FOOD: $5,400 – I’ve been watching my food spending for about two years now, and it averages out to $450 a month to feed myself and my son, who lives with me half the week. This is the cost of store-bought edibles for cooking at home.
I budget for takeout and takeout meals later under the “lifestyle” category. I suspect I could cut my food bills further, but I want some leeway to continue buying lots of fresh fruits and vegetables as they become more expensive.
HEALTH: $7,660.26 – My health budget is largely devoted to preventive measures. It includes: gym membership ($4631.88 – tried to quit to save money but love CrossFit too much and prefer to give up other things – see budget “appearance” below.) It also includes health insurance ($1020 – I’m paying for basic hospital coverage only, with the highest possible deductible, as pure tax evasion), doctors and specialists ($902.38 – assumes annual skin exam, four trips to GP and six sessions with psychologist, after Medicare reimbursements), dental ($736 for two checkups and cleans for both of us), optical ($200 – contact lenses and solution), medications ($120) and medical equipment ($50 – for masks and RAT tests).
EDUCATION: $12,850 – My high cost in this category reflects a choice to pay private tuition, plus an allowance for associated costs such as uniforms and field trips. I also have a budget for a book at $30 a month ($360) and stationery ($200 – my beloved highlighters and printer ink don’t buy themselves!)

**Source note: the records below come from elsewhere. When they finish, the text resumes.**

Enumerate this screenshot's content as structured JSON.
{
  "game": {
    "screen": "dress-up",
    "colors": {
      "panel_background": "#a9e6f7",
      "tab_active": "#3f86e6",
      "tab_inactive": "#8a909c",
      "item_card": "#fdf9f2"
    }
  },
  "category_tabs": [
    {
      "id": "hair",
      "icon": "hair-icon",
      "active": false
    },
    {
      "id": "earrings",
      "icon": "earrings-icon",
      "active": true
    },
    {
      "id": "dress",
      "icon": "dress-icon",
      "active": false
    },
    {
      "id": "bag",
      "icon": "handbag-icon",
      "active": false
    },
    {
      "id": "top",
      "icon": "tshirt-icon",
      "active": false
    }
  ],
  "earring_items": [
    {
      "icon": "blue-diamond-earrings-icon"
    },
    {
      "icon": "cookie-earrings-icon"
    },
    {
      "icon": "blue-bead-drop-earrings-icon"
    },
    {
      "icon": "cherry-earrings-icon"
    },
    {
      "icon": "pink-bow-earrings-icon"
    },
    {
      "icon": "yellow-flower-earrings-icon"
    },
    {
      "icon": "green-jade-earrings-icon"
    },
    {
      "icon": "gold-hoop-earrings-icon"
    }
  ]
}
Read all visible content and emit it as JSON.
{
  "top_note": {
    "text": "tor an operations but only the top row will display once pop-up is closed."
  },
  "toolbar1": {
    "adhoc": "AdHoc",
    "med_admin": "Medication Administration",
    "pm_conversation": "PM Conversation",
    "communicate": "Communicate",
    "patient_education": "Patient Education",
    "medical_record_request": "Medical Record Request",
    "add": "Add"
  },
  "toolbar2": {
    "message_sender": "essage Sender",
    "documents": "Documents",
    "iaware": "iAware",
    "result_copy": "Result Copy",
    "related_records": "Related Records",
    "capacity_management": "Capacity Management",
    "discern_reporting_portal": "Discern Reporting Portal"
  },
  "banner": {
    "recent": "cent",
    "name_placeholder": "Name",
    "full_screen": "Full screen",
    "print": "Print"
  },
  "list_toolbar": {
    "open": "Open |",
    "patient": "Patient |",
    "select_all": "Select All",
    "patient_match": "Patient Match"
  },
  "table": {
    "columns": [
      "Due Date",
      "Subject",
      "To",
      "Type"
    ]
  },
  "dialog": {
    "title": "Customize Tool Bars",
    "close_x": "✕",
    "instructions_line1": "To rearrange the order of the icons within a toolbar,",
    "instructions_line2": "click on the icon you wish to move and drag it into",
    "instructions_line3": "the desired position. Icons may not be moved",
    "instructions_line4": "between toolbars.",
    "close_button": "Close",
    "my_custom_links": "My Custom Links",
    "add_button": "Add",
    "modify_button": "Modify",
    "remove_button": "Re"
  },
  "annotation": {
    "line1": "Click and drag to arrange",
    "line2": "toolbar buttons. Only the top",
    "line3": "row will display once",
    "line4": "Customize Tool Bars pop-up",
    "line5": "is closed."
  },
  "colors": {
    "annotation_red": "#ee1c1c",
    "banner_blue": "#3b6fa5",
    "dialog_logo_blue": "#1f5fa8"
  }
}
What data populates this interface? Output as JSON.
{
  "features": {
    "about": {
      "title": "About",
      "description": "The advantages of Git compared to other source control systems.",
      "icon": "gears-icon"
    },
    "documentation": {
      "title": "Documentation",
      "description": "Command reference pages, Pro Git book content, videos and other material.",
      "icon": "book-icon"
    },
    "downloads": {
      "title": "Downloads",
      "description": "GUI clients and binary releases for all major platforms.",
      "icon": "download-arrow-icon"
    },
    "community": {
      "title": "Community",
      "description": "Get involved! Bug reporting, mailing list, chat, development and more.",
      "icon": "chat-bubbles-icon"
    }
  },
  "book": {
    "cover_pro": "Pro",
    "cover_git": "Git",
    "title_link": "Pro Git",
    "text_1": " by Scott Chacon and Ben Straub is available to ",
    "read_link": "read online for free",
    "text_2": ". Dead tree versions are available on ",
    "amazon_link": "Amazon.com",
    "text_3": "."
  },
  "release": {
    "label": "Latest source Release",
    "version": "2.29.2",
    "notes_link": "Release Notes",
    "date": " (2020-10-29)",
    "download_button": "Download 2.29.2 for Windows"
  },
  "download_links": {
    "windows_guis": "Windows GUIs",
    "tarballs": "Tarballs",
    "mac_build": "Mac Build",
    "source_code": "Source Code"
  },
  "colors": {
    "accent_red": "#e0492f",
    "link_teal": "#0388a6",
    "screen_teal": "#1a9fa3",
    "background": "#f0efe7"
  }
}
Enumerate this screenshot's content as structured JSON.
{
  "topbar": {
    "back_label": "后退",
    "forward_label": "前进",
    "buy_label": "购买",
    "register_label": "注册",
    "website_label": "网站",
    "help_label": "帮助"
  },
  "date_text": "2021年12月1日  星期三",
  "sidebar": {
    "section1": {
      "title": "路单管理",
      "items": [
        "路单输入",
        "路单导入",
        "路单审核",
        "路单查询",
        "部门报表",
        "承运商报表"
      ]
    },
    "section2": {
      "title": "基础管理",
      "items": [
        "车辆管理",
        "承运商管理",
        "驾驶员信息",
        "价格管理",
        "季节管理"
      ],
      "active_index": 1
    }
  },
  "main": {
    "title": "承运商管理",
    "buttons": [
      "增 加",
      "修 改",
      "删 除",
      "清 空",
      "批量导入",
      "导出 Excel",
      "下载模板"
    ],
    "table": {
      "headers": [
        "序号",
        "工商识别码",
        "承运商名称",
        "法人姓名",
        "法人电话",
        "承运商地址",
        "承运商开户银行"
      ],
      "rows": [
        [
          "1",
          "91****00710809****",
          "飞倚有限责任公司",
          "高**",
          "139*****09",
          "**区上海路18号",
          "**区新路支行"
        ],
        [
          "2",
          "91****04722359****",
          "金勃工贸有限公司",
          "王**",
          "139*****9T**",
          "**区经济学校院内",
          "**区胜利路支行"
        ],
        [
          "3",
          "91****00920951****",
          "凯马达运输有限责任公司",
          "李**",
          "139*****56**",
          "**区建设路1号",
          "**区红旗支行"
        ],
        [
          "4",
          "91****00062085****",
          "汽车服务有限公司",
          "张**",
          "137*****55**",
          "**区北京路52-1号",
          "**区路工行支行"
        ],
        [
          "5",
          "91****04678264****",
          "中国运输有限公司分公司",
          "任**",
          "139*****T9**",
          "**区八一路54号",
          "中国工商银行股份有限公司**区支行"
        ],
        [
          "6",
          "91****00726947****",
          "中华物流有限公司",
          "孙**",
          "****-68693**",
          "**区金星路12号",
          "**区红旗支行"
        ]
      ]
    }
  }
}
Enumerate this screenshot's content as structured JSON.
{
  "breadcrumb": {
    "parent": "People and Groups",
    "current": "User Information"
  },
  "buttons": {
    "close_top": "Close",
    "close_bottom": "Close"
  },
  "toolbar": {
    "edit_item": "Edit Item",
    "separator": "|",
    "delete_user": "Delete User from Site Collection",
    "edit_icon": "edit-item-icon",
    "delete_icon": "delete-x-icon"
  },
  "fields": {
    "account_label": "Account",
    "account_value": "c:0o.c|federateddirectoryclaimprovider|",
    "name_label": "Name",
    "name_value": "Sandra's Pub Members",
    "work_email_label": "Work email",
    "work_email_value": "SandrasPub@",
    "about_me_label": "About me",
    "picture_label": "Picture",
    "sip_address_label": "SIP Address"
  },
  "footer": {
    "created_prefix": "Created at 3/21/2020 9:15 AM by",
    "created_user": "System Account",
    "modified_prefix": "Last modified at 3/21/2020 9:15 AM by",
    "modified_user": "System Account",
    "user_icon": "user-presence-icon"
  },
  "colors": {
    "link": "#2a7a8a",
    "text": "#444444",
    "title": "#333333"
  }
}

APPEARANCE: $570 – I stopped dyeing my hair about two years ago, and I’ve never really liked clothes and beauty treatments. So this category is only $400 for clothes and shoes, $120 for kids’ haircuts (I got my friend to cut mine!), and a reluctant $50 for makeup.
LIFESTYLE: $11,090 – I set my annual vacation fund at $6100, including a trip to Bali and several domestic trips. The rest of my lifestyle budget goes to: dining out ($1,800 – or $150 per month), gifts ($1,500 including Christmas and birthdays), live entertainment ($300), toys ($250), alcohol ($240), parties and receptions ($200), games and consoles ($200), attractions ($200), hobbies ($200) and seasonal celebrations ($100, including the decoration for Halloween, Christmas, Easter, etc.). These are all discretionary and can be reduced as needed.
PROFESSIONAL FEES: $1891.48 – Union dues are tax deductible, but must be paid upfront, so it’s $696.48, followed by pocket money for kiddo ($600 – or $50 per month), my fees annual mortgages ($395) and charitable donations ($200).
ESTIMATED TOTAL COST OF LIVING FOR FY 2022-23: $90,931.10
You don’t have to agree with all my spending decisions. I would be surprised if you did! Personal finance is personal, after all, and I am well aware that my spending would not be possible for low-income people.
Still, I hope that by sharing my numbers, it will inspire you to take a good look at yours. Knowledge is power. Do you know where your money is going?
Jessica Irvine is the author of the new bestselling book Money with Jess: Your Ultimate Guide to Household Budgeting. You can follow Jess’s other money adventures on Instagram @moneywithjess and sign up to receive her weekly email newsletter.